There are eight programmes of shorts on at Raindance, representing an amazing diversity of genres, subjects and styles: The Girls, a stunning slice of British Gothic about two cruel little girls; Cherries, a topical film set in an all-boy comprehensive which brilliantly subverts expectations; Quincy and Althea, in which an old couple discuss divorce while walking around a New Orleans devastated by Katrina. ‘Tales of the Unexpected’, the section devoted to the more surreal shorts, includes films such as High Maintenance, about a lady so unhappy with her unresponsive husband that she switches him off and exchanges him for another, and Forna, which, says Greco, is about ‘cocks growing in the garden… you know, genitalia.’ There is also a section devoted to animation, an area that has grown so much in the last couple of years that Raindance have now introduced a special animation award.

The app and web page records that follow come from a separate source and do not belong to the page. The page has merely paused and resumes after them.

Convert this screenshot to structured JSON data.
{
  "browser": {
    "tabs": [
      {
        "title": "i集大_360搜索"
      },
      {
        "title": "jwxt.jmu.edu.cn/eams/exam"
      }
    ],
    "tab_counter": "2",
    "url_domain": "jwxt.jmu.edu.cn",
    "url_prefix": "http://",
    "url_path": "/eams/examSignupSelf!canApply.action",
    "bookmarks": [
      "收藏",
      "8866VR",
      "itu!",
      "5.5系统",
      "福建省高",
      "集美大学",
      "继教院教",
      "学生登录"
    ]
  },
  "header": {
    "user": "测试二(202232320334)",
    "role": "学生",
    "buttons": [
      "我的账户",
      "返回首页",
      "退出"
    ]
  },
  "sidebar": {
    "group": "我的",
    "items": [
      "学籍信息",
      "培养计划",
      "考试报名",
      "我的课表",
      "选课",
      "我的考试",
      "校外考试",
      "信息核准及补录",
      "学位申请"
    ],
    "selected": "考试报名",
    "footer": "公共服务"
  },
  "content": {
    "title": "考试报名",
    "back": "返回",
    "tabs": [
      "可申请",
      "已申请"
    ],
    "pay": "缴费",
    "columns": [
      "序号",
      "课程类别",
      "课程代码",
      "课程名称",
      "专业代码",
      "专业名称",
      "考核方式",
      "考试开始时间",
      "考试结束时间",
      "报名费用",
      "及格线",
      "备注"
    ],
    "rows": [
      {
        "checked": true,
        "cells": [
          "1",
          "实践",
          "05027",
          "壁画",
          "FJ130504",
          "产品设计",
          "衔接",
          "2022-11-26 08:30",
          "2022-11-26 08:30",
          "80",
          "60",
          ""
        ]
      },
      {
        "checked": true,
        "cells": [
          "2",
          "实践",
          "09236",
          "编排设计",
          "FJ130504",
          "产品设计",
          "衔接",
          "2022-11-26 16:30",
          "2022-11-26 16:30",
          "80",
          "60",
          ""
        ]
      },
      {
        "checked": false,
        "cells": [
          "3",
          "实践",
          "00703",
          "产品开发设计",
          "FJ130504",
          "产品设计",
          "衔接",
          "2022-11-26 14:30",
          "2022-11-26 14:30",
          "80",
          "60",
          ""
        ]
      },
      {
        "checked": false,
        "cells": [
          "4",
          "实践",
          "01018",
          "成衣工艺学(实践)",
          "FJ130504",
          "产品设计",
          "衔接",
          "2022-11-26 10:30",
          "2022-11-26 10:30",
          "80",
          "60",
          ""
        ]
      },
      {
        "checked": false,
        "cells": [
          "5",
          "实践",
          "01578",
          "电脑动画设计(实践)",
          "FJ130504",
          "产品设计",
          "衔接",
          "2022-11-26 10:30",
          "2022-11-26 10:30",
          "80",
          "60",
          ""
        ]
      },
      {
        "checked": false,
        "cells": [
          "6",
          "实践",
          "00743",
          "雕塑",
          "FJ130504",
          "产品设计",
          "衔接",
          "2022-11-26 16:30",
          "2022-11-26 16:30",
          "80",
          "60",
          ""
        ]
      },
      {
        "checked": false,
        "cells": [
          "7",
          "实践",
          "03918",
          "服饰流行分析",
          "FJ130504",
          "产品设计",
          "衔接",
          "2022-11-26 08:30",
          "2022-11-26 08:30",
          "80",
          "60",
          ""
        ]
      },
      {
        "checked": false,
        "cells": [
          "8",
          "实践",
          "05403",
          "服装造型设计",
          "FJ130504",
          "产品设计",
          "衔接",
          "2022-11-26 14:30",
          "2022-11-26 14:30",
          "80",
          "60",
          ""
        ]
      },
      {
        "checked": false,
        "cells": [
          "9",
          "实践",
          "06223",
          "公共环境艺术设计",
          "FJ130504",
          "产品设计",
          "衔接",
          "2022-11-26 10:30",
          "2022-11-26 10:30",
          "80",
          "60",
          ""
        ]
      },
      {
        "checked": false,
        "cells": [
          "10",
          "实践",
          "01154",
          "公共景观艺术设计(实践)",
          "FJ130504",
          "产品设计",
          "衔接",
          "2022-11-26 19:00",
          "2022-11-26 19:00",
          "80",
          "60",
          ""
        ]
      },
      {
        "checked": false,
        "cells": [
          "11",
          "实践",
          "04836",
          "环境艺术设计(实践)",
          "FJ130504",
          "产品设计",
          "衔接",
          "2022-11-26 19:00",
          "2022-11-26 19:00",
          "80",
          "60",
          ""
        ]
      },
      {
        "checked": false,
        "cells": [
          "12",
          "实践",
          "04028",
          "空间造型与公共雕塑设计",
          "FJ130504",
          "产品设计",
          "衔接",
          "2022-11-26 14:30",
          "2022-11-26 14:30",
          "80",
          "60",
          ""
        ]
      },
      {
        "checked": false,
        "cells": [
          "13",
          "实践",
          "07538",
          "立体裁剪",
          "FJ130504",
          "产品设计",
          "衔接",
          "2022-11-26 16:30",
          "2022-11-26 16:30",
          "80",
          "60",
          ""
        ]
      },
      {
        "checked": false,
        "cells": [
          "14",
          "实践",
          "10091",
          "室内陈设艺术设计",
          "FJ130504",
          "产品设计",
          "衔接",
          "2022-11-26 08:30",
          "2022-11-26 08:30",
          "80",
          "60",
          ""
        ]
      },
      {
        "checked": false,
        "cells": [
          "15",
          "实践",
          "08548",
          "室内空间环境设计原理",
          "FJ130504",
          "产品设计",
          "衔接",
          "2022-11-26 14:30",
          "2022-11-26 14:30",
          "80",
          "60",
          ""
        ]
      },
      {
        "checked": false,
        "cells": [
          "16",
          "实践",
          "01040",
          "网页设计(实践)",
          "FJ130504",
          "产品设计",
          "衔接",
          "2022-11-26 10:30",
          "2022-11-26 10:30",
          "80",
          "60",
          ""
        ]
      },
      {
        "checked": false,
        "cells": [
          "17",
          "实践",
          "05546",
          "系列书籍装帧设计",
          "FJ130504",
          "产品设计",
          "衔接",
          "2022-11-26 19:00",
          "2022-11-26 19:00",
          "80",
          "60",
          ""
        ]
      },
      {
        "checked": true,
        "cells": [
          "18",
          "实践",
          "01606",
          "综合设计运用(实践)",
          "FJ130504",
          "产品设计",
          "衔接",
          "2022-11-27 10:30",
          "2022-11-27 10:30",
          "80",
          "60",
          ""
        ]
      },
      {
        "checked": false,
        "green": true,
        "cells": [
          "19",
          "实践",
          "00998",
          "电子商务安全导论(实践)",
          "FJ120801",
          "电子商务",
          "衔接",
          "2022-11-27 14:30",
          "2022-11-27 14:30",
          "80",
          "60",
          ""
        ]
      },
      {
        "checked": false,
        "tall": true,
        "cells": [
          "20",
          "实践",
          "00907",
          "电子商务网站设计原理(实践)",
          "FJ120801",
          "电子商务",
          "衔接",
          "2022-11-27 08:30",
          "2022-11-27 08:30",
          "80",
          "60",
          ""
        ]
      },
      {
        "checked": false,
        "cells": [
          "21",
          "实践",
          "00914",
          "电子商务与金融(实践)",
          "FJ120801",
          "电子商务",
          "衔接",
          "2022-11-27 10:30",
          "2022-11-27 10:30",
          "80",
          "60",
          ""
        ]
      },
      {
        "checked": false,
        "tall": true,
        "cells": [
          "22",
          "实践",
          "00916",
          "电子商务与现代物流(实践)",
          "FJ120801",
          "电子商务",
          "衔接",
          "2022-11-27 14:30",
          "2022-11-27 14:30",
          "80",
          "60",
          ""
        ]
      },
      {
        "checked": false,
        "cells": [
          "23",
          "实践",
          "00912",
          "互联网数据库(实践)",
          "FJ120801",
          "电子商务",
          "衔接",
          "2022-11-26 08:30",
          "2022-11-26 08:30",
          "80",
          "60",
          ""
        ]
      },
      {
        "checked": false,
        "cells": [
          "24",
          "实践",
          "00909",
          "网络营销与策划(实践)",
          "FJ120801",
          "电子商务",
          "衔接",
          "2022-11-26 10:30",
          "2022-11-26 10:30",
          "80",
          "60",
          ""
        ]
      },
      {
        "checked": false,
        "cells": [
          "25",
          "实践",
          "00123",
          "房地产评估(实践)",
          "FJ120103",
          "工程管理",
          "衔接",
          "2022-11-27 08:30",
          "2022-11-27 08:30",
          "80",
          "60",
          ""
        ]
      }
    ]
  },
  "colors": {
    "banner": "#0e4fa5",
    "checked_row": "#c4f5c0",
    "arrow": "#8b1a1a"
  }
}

The film that surprised Greco most this year was The Demonology of Desire: ‘It’s about a teenage girl who’s praying for God to find her a boyfriend. At the beginning you think it’s going to be a nice teenage love story, but then it turns into a drama of manipulation and twisted desire. The leading actress is straight out of a David Lynch film. It’s bizarre, shocking and brilliantly done.’
Aside from the many unknown and first-time directors there are also some famous names in the programme: Dog Altogether stars Peter Mullan and was written and directed by Paddy Considine while Club Soda features James Gandolfini and Joe Mantegna. But the fact that big names were associated with the films had no influence on their selection. Says Greco: ‘It makes you take notice a little bit more, but it certainly doesn’t make you say, this is in, this is out. I rejected films with famous people in them; if they’re not good enough, they’re not in.’
Greco has worked hard to make the programme ‘as tight as possible’. The excitement he feels about this year’s films is contagious and on the evidence of the ones we saw, entirely justified. It is this kind of vibrant enthusiasm that makes Raindance such a unique festival.